What to produce — Tally the lines below that hold the string "icon", and report the tally by itself.

Page and application data records:

•••••

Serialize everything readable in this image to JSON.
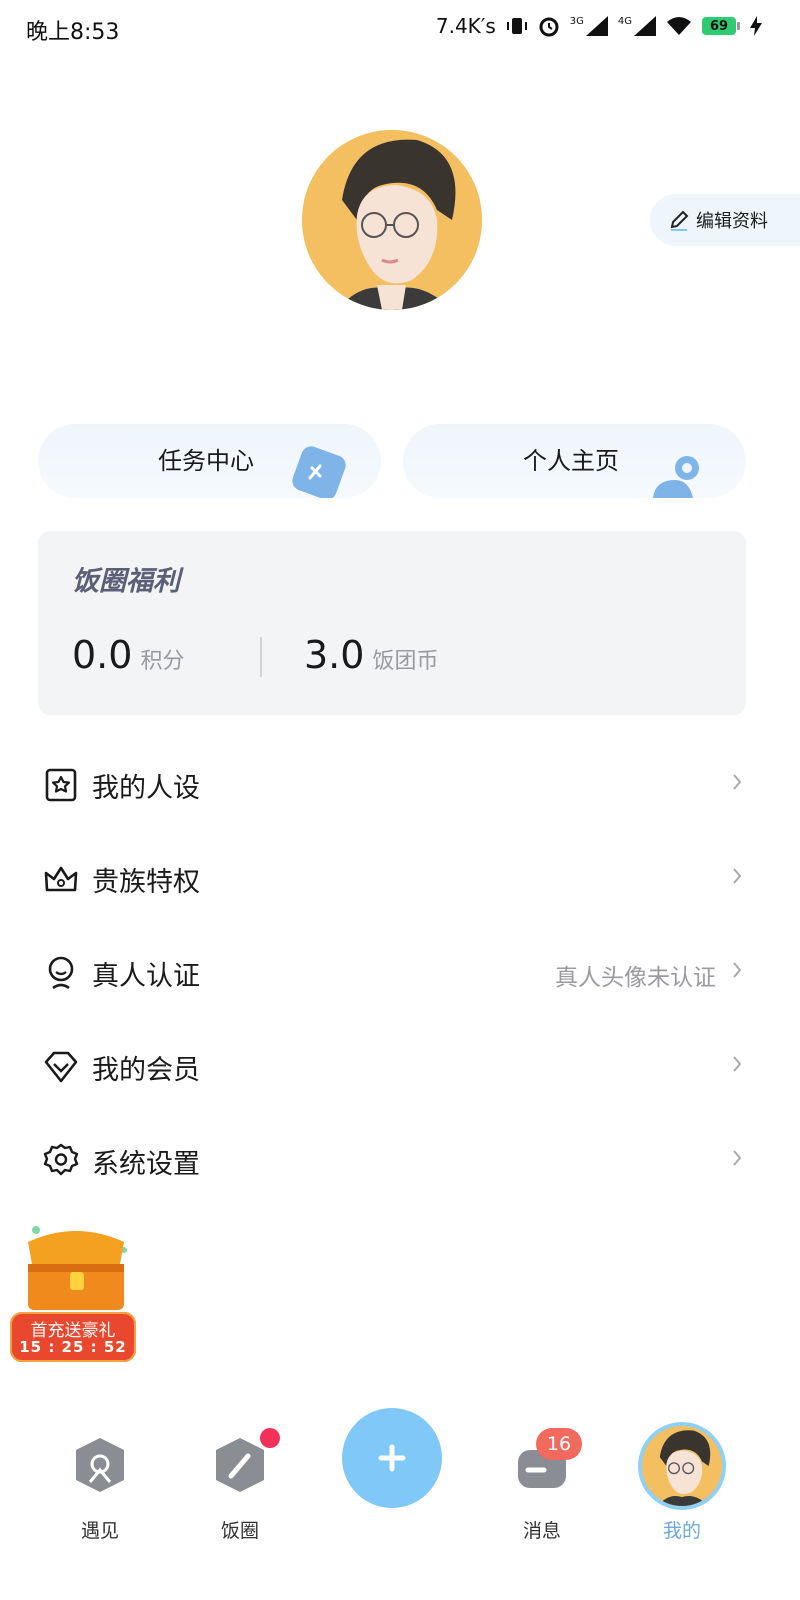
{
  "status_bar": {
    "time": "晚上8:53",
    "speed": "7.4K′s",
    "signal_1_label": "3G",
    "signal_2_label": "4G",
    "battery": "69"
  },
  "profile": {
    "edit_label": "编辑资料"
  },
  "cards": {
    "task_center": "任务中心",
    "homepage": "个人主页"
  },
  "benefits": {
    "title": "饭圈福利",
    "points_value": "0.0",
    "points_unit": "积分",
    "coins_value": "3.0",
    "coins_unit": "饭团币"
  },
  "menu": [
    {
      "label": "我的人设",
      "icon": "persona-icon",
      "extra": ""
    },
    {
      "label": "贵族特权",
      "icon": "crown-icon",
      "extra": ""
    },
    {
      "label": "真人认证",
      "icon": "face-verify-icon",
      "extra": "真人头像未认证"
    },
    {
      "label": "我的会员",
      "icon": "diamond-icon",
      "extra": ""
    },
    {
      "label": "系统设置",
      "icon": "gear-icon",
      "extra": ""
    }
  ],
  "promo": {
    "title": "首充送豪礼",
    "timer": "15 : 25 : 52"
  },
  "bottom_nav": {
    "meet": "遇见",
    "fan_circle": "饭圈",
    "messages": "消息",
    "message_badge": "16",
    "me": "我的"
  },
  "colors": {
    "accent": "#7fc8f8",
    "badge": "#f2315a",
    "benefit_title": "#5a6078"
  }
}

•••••

Solved exercise — 5